§ PROVIDED DATA:
==*==
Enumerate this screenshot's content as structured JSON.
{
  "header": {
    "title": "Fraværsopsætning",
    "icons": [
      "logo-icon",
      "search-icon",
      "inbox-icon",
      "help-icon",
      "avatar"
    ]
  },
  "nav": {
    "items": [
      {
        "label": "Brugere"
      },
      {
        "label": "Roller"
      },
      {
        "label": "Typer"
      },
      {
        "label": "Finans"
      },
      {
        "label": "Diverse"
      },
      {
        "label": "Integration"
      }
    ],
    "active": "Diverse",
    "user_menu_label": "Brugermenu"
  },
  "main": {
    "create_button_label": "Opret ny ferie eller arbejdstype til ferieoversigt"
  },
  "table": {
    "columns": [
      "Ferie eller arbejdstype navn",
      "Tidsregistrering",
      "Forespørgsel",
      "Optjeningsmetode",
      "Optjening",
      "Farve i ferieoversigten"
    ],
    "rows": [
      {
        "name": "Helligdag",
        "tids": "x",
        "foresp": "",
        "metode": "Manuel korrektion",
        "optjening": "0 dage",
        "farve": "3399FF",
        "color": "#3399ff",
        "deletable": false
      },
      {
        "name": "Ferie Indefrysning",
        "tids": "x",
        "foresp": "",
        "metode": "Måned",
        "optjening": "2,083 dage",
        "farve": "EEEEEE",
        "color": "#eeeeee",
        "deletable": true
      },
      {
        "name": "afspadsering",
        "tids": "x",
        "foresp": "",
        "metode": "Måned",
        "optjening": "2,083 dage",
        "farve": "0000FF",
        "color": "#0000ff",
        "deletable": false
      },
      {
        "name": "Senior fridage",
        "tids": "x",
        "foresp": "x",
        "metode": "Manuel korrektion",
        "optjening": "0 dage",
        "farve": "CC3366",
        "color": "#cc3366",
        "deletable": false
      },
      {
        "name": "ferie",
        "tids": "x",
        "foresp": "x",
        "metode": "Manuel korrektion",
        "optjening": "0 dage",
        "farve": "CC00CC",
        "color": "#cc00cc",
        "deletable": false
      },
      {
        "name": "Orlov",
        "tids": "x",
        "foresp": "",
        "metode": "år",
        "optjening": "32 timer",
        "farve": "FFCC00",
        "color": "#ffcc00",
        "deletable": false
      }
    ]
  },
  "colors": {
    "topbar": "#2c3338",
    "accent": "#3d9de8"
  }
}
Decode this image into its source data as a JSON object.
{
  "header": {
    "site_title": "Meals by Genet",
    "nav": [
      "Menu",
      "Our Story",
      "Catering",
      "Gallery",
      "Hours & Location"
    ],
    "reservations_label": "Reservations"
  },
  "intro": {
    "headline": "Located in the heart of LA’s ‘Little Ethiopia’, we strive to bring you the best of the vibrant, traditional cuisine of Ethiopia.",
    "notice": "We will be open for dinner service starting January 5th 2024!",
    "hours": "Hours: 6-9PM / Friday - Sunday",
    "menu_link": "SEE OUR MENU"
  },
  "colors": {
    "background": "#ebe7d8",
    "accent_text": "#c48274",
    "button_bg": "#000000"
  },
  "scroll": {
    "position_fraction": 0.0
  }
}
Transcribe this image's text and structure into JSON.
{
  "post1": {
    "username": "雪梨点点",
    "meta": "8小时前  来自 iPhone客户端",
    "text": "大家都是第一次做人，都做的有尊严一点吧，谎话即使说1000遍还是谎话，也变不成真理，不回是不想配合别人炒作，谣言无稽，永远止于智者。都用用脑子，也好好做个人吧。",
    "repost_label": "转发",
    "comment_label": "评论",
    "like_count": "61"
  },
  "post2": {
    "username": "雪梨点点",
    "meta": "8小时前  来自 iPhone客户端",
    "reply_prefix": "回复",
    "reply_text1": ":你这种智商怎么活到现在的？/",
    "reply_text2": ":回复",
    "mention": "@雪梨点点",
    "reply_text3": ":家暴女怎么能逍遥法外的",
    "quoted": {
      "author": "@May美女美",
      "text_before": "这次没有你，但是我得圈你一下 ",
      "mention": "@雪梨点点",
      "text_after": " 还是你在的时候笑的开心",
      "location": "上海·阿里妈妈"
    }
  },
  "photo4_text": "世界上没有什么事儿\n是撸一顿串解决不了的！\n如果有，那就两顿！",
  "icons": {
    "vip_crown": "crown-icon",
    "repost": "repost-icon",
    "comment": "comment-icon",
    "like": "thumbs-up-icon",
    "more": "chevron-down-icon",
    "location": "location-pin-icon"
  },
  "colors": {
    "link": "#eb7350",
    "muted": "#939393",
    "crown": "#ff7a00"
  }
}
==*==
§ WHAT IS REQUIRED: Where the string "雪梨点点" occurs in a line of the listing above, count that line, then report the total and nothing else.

§ TASK SOLUTION: 4